Automatic Thought 2: “I can’t handle this. I’m going to mess up in the meeting, and it will be a disaster.”
Automatic Thought 3: “I’ll never find another job if I lose this one. My career is over.”
Consequences (C): Here, you note the emotional and behavioral consequences of your beliefs (B) in response to the activating event (A). This includes how you felt emotionally (e.g., anxious, sad, angry) and how you acted or behaved (e.g., avoidance, rumination).
Emotional Response: Anxiety, fear, panic.
Behavioral Response: You lose sleep, spend the night obsessing about the meeting, and are too anxious to prepare effectively.
Disputing or Challenging (D): In this part, you challenge and dispute your automatic thoughts and beliefs from (B) by asking yourself critical questions. These questions are aimed at examining the evidence, considering alternative perspectives, and testing the accuracy of your initial beliefs.
Rational Thought 1: “It’s possible that the meeting is just a routine check-in or an opportunity to discuss a project. Jumping to conclusions without evidence is irrational.”
Rational Thought 2: “I’ve handled meetings before, and I have the skills and knowledge needed. Catastrophizing won’t help; I should focus on preparing effectively.”

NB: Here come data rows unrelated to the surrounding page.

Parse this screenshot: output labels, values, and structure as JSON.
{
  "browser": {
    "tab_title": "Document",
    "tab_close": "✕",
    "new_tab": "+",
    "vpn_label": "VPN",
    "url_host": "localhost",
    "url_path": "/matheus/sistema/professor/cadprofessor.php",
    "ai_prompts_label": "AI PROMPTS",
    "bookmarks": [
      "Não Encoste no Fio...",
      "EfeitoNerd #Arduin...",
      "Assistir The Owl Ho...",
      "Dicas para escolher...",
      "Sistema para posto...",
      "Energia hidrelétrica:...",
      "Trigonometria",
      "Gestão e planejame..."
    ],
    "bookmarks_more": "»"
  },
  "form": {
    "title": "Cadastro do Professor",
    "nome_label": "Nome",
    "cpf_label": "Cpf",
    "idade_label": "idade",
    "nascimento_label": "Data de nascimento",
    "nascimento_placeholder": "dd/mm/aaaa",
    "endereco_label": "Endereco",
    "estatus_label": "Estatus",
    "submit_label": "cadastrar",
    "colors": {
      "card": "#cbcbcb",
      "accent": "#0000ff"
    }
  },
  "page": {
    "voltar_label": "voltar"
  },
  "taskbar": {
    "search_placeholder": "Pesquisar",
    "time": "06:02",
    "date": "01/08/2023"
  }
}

Rational Thought 3: “While it’s essential to perform well in my current job, it’s not the end of the world if things change. I have experience and skills that will be valuable elsewhere.”
New Beliefs (E): After challenging your automatic thoughts, you record more rational, balanced, or constructive beliefs that you can adopt in response to the activating event. These new beliefs should reflect a more accurate and less distressing view of the situation.
New Consequences (F): Finally, you document the emotional and behavioral consequences of adopting these new beliefs (E). This might include reduced anxiety, improved mood, or more adaptive actions.
Emotional Response: A reduced level of anxiety, feeling more in control.
Behavioral Response: You prepare for the meeting methodically, get a good night’s sleep, and approach the meeting with a more positive mindset.
The ABC worksheet is a powerful challenging negative thoughts worksheet. By working through this method, you can challenge and reframe your automatic, intrusive thoughts, leading to more rational beliefs and, ultimately, healthier emotional and behavioral responses. It’s a valuable technique for gaining insight into your thought patterns and taking control of your mental well-being.
Download here your FREE intrusive thoughts worksheet pdf
In this comprehensive guide, we’ve equipped you with practical tools and exercises to take charge of intrusive thoughts. Remember, these thoughts, though challenging, can be managed. By identifying, questioning, and reframing them, you can regain control over your mental landscape.
Keep practicing these techniques, and you’ll pave the way for a brighter, more resilient future. Your mental wellness is a journey worth investing in, and you have the strength to triumph over intrusive thoughts, one step at a time.
I am not a licensed psychologist or mental health professional. The tips and exercises provided in this blog are intended for informational purposes only and should not be considered a substitute for professional advice. Intrusive thoughts can vary widely in nature and severity, and what works for one person may not work for another.
If you or someone you know is experiencing persistent, distressing intrusive thoughts that significantly impact daily life, I strongly recommend seeking help from a qualified mental health professional. They can provide personalized guidance, diagnosis, and treatment tailored to your specific needs. Remember, your mental health is important, and it’s always best to consult with a trained expert for any mental health concerns.
By using the information provided in this blog, you acknowledge that you do so at your own risk, and I cannot be held liable for any outcomes or consequences.
Christel Owoo is a professional Life Coach, passionate about helping women gain confidence.
Do you want to gain confidence in life and live fully in your God-given potential?